Pensioner defies shock illness and paralysis to earn degree

Derek Wileman degree
Derek Wileman degree

AN INSPIRATIONAL pensioner has completed a prestigious degree course — after battling a crippling condition he feared would leave him permanently in a wheelchair.

Derek Wileman (pictured) also proved that age is no barrier to chasing academic dreams by becoming a Master of Arts (MA) in English local history at 71.

Derek, of Dawn Close, picked up the qualification with a distinction from Leicester University after a three-year struggle.

For part of the way through his course, he was struck down by a condition that left him paralysed from the waist down.

“A lot of folk tend to give up, but you have to keep positive,” he told the Dispatch.

“I do feel it’s quite an achievement, especially at my age.”

The retired teacher decided to turn back to studying three-and-a-half years ago after working as a volunteer history researcher at Southwell Workhouse. He became a part-time student at the university but fell ill suddenly in 2009.

“It was four o’clock in the morning and my leg became numb in bed,” he recalled. “I went along to the GP the next day who examined me and immediately called an ambulance.

“By the end of that afternoon I couldn’t do anything. I was paralysed from the waist down, it was quite frightening.”

He was taken to the Queen’s Medical Centre, Nottingham, where doctors discovered he was suffering from transverse myelitis, a rare inflammation of nerves in the spine. His treatment was uncomplicated but daunting.

“It was basically physiotherapy — and I had to learn to walk again,” he said. “I would sit in a chair and they would tell me to stand without using the arms.
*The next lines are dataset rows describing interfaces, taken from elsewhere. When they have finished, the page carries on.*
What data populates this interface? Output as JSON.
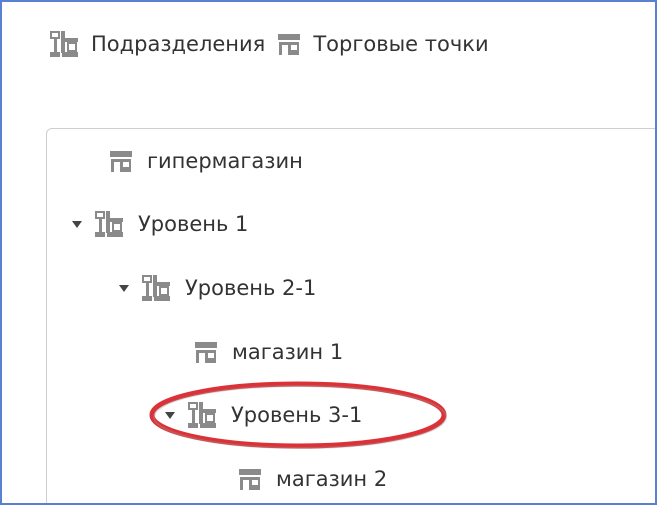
{
  "toolbar": {
    "divisions_label": "Подразделения",
    "outlets_label": "Торговые точки"
  },
  "tree": {
    "items": [
      {
        "label": "гипермагазин",
        "type": "store",
        "expanded": false
      },
      {
        "label": "Уровень 1",
        "type": "division",
        "expanded": true
      },
      {
        "label": "Уровень 2-1",
        "type": "division",
        "expanded": true
      },
      {
        "label": "магазин 1",
        "type": "store",
        "expanded": false
      },
      {
        "label": "Уровень 3-1",
        "type": "division",
        "expanded": true,
        "highlighted": true
      },
      {
        "label": "магазин 2",
        "type": "store",
        "expanded": false
      }
    ]
  },
  "icons": {
    "division": "org-structure-icon",
    "store": "storefront-icon",
    "expanded": "caret-down-icon"
  },
  "colors": {
    "icon_gray": "#8a8a8a",
    "text": "#333333",
    "panel_border": "#cfcfcf",
    "frame_border": "#5b7fd1",
    "highlight": "#d9262c"
  }
}
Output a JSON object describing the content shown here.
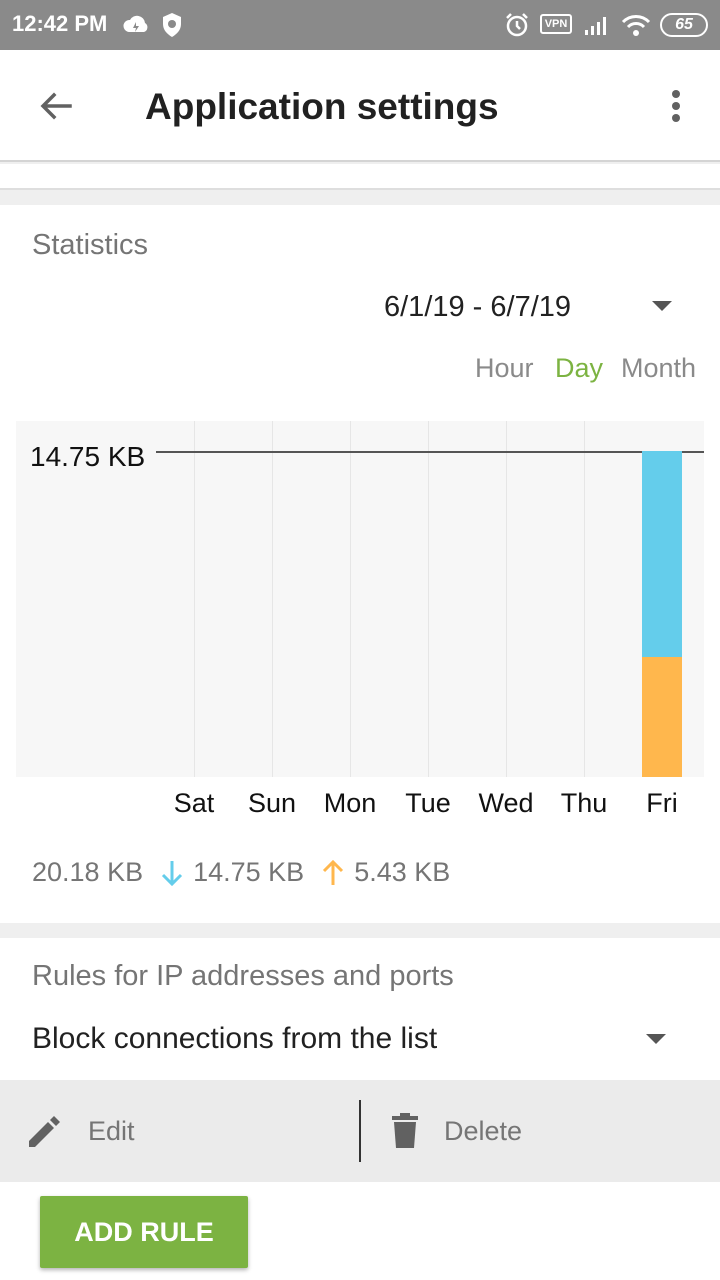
{
  "status_bar": {
    "time": "12:42 PM",
    "vpn_label": "VPN",
    "battery": "65",
    "icons": [
      "cloud-icon",
      "shield-icon",
      "alarm-icon",
      "vpn-icon",
      "signal-icon",
      "wifi-icon",
      "battery-icon"
    ]
  },
  "appbar": {
    "title": "Application settings",
    "icons": [
      "back-arrow-icon",
      "more-vert-icon"
    ]
  },
  "statistics": {
    "title": "Statistics",
    "date_range": "6/1/19 - 6/7/19",
    "periods": [
      "Hour",
      "Day",
      "Month"
    ],
    "active_period": "Day",
    "totals": {
      "total": "20.18 KB",
      "download": "14.75 KB",
      "upload": "5.43 KB"
    }
  },
  "chart_data": {
    "type": "bar",
    "stacked": true,
    "categories": [
      "Sat",
      "Sun",
      "Mon",
      "Tue",
      "Wed",
      "Thu",
      "Fri"
    ],
    "max_label": "14.75 KB",
    "ymax": 14.75,
    "series": [
      {
        "values": [
          0,
          0,
          0,
          0,
          0,
          0,
          5.43
        ],
        "color": "#ffb74d"
      },
      {
        "values": [
          0,
          0,
          0,
          0,
          0,
          0,
          9.32
        ],
        "color": "#64cdeb"
      }
    ]
  },
  "rules": {
    "title": "Rules for IP addresses and ports",
    "value": "Block connections from the list"
  },
  "actions": {
    "edit_label": "Edit",
    "delete_label": "Delete"
  },
  "add_rule_label": "ADD RULE",
  "colors": {
    "accent": "#7cb342",
    "download": "#64cdeb",
    "upload": "#ffb74d",
    "status_bar": "#8a8a8a"
  }
}
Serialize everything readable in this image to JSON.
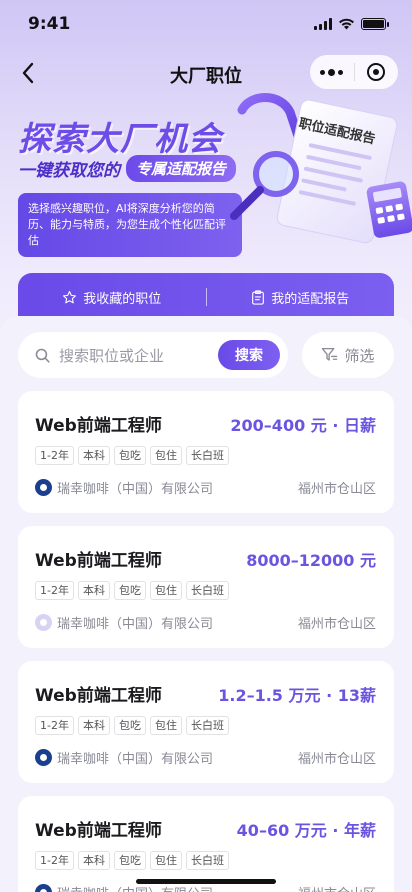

“You take a lot of things for granted when you are fit and walking.”

Only 300 people a year develop the condition in the UK. There is no cure and rehabilitation through physiotherapy is often the main treatment.

Derek also underwent three weeks of intensive treatment at Nottingham City Hospital. Once he began to build up his strength, he was determined to return to his studies.

“I’d be walking gingerly at first,” said the bachelor. “I’d aim for a mile, then a mile and a quarter, and so on.”

He returned to his research for the MA, based around how government ‘poor laws’ affected villages near Southwell from 1601 to 1834, after a five-month break.

He explained: “I still have to be careful that I don’t do too much. When I started doing the research again, even just sitting at the computer typing, my legs would just seize up.”

His strength increased and he was able to walk 40 miles over six days in the Lake District last summer.

He finally picked up his MA at a ceremony at the De Montfort Hall, Leicester, last week.

“A lot of people say the only reason I’ve got through it is because I’m so determined,” he adds. “You have to give a lot yourself, you can’t rely on medicine to do it all.”